Student or Learner
Hi ,everyone!Your help is appreciated here.
He asked us to keep him informed of how everything was going.
I don't think "of" is properly used in this sentence.Am I right ?
Must we use "of " here? Or can it be left out ? Or is it a mistake to use it here ?
Of course, we can say "keep sb informed of sth".
Right here waiting for your answers. Thank you !
Last edited by smelvanzq; 09-Feb-2010 at 03:03. Reason: found wrong grammar
Sarat, I don't doubt your knowledge, but in practice, I think we use a variety of prepositions after this.
Keep me informed of his progress.
Keep me informed on how it's going.
Keep me informed about the situation.
Of those, I'd say the "of" sounds best. Perhaps it is "sloppy" English, but it sound more natural to me than "Keep me informed how it's going."

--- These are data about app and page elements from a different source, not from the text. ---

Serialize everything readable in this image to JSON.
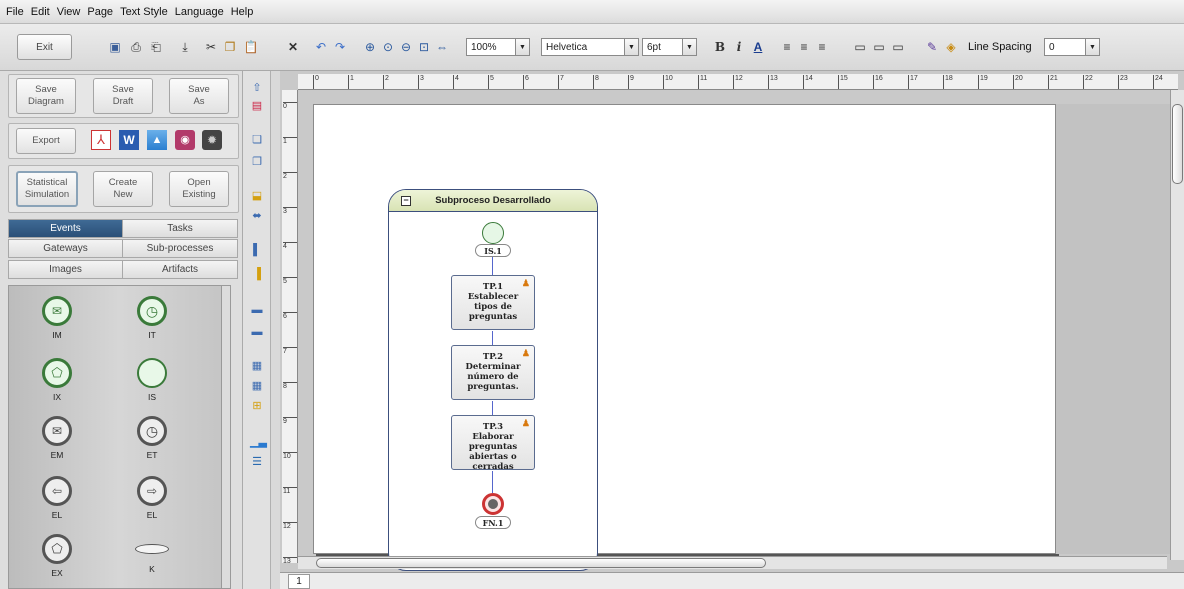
{
  "menu": [
    "File",
    "Edit",
    "View",
    "Page",
    "Text Style",
    "Language",
    "Help"
  ],
  "toolbar": {
    "exit_label": "Exit",
    "zoom_value": "100%",
    "font_value": "Helvetica",
    "size_value": "6pt",
    "line_spacing_label": "Line Spacing",
    "line_spacing_value": "0"
  },
  "left_panel": {
    "save_buttons": [
      {
        "label": "Save\nDiagram"
      },
      {
        "label": "Save\nDraft"
      },
      {
        "label": "Save\nAs"
      }
    ],
    "export_label": "Export",
    "sim_buttons": [
      {
        "label": "Statistical\nSimulation"
      },
      {
        "label": "Create\nNew"
      },
      {
        "label": "Open\nExisting"
      }
    ],
    "tabs": [
      "Events",
      "Tasks",
      "Gateways",
      "Sub-processes",
      "Images",
      "Artifacts"
    ],
    "active_tab": "Events",
    "palette": [
      "IM",
      "IT",
      "IX",
      "IS",
      "EM",
      "ET",
      "EL",
      "EL",
      "EX",
      "K"
    ]
  },
  "diagram": {
    "pool_title": "Subproceso Desarrollado",
    "start_label": "IS.1",
    "tasks": [
      {
        "id": "TP.1",
        "text": "Establecer tipos de preguntas"
      },
      {
        "id": "TP.2",
        "text": "Determinar número de preguntas."
      },
      {
        "id": "TP.3",
        "text": "Elaborar preguntas abiertas o cerradas"
      }
    ],
    "end_label": "FN.1"
  },
  "ruler": {
    "h": [
      "0",
      "1",
      "2",
      "3",
      "4",
      "5",
      "6",
      "7",
      "8",
      "9",
      "10",
      "11",
      "12",
      "13",
      "14",
      "15",
      "16",
      "17",
      "18",
      "19",
      "20",
      "21",
      "22",
      "23",
      "24"
    ],
    "v": [
      "0",
      "1",
      "2",
      "3",
      "4",
      "5",
      "6",
      "7",
      "8",
      "9",
      "10",
      "11",
      "12",
      "13"
    ]
  },
  "page_tab": "1",
  "colors": {
    "accent": "#2f557f",
    "pool_border": "#3c4f7d",
    "flow": "#5566cc"
  }
}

I'm not a teacher, but I write for a living. Please don't ask me about 2nd conditionals, but I'm a safe bet for what reads well in (American) English.
Thanks for your discussion.I am still not clear about the right sentence structure,though.
Further help is still needed here.
You please give me a hand !
I think your problem is not that complicated. You want to be sure whether the words ‘of’ and ‘about’ can be used after the verb ‘inform’ and if so, when and what is the correct structure. The answer is yes they can be used, but as you are aware a preposition must be followed by a noun, pronoun or a noun phrase which is called the object of the preposition. See the following:
Please keep me informed of new developments. (noun with a modifier)
Please keep me informed about him. (objective pronoun)
Please keep me informed about product updates (noun phrase)
Please keep me informed in English. (noun followed by preposition ‘in’)
On the other hand, ‘how’ can act as an adverb or conjunction, So it should not be followed by a preposition.
Please keep me informed how he is doing. (a conjunction joining a sentence)
Have a look at the following conversations:
Sales man: This is a very good product. Please take it and keep us informed how it functions. (how joins the independent clause ‘it functions’)
or keep us informed if it gives any problem. (the clause is joined by ‘if’)
Customer: OK but I want to stay informed about the latest developments to the product. (underlined expression is a noun phrase)
Sales man: Sure, we will keep you informed from time to time (noun phrase)
I hope, this helps.